Back pain or fatigue can put a real crimp in your golf game. Whether it's a twinge that ruins your follow-through, or a sharp pain that weakens your stroke, exercise can help strengthen your back and restore your game. Fitness experts, including those with the American Academy of Orthopaedic Surgeons (AAOS), recommend the following exercises to help you overcome back pain or fatigue.
Shoulder injuries are fairly common in golfing. The swing asks the muscles to move very quickly, which can cause tearing of the muscles, tendons or joint tissues. In most cases, physical therapy and time can heal shoulder injuries but only if the exercises for the shoulder injury are done with proper form. With some expert advice and the right technique, you can be driving the ball off the tee in as little as a few days.
Arthritis is a condition that commonly affects the elderly, in which joints of the body experience painful inflammation. Playing golf provides positive benefits for arthritis sufferers, but it can also exacerbate arthritis' symptoms. Simple things, such as using a lower compression ball, can make a big difference in your enjoyment of the game.
While injury risks in golf are low, the sport is not without its potential pitfalls. A common area for a golfer to feel pain after a round of golf is in his hands, which can come under strain when a golfer misplays a ball. These injuries require various forms of treatment.

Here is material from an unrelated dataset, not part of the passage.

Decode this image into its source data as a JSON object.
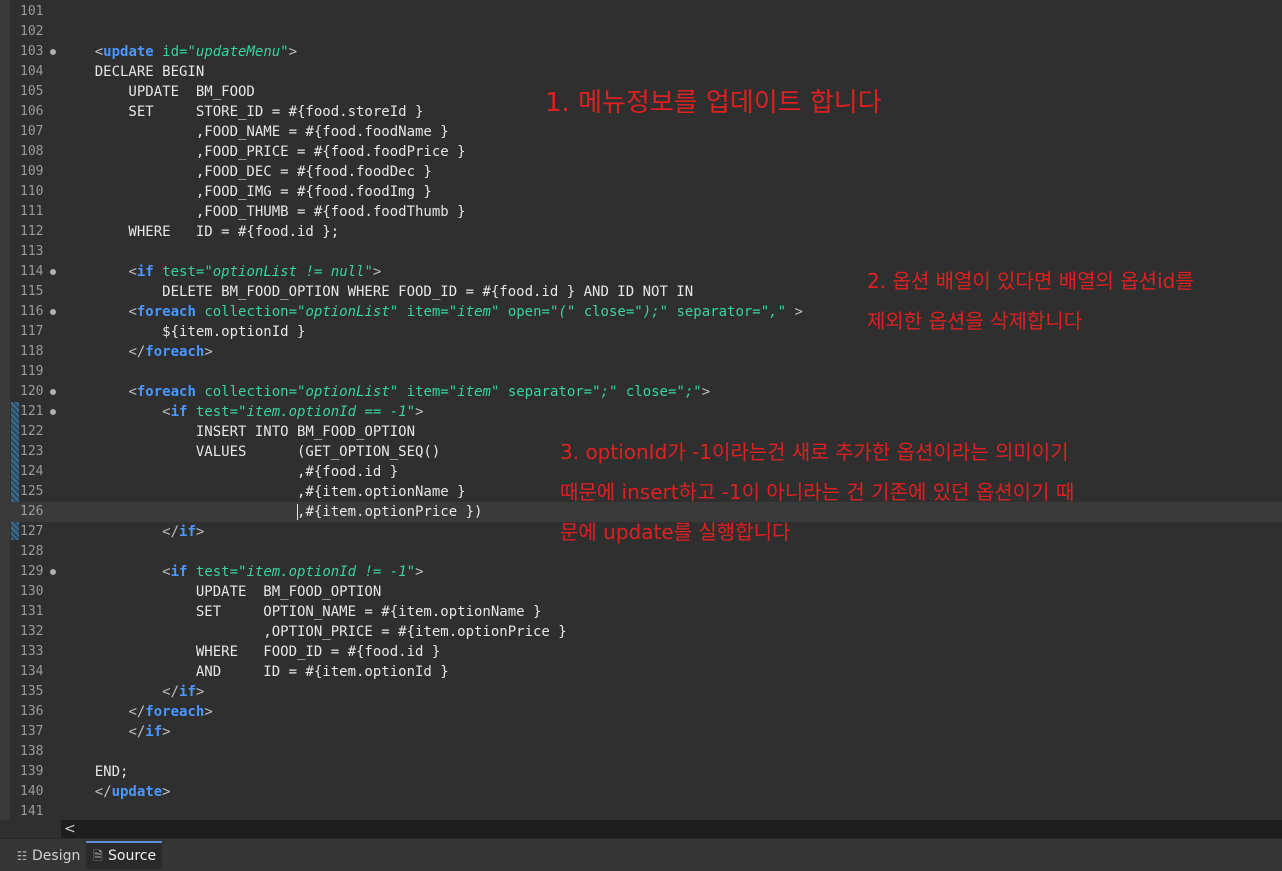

Golf is not a game that is typically thought of as being hard on the body. However, the golf swing places great strain on several body parts in short intervals. The repetitive nature of golf, coupled with the strain placed on the body, is a good recipe for many types of injuries, including ones to the back, knees and elbows.
The shoulder is the fourth most commonly injured site for golfers, according to Hughston Sports Medicine Foundation, a non-profit medical campus in Columbus, Georgia. Golf relies heavily on the muscles, tendons and joints in this part of the body just to get the ball off of the tee. With an injured shoulder, the game becomes much more difficult to play, so golfers need to learn how to spot and treat shoulder injuries.
Golf is known as the "gentleman's game." But, while golf doesn't at first seem to be a game that is fraught with injury, keep in mind that the golf swing uses almost every part of the body to swing the club and move the ball closer to the hole. Wrist injuries are one of the most common ailments. A golfer's wrist absorbs a majority of the club's impact with both the ground and the ball.
Pain and injury to the wrist can greatly impeded a golfer's performance. In addition to the physical pain, there can also be an aversion to taking a full swing when injured due to the fear of striking the ground with the club, which can result in sharp pain. Wrist injuries can linger for long periods of time if not properly treated.
A repetitive motion injury, golfer's elbow (medial epicondylitis) is an inflammation on the inside of the elbow where the tendons meet the bone, according to MayoClinic.com. Golfer's elbow differs from the more well-known tennis elbow in that tennis elbow pain occurs on the outside of the elbow. Symptoms of golfer's elbow may appear gradually or suddenly, but may be treated with rest, elevation, ice or over-the-counter pain relievers. See a doctor for persistent symptoms.
The hamstring is three muscles, semitendinosis, semimembrinosis and the biceps femoris, located near the back of your legs and above your knees (See References). A hamstring can be pulled when the muscles are torn or stretched. This can be a common injury for golfers and can be caused by having bad form when swinging or putting too much pressure on the muscles when walking a course.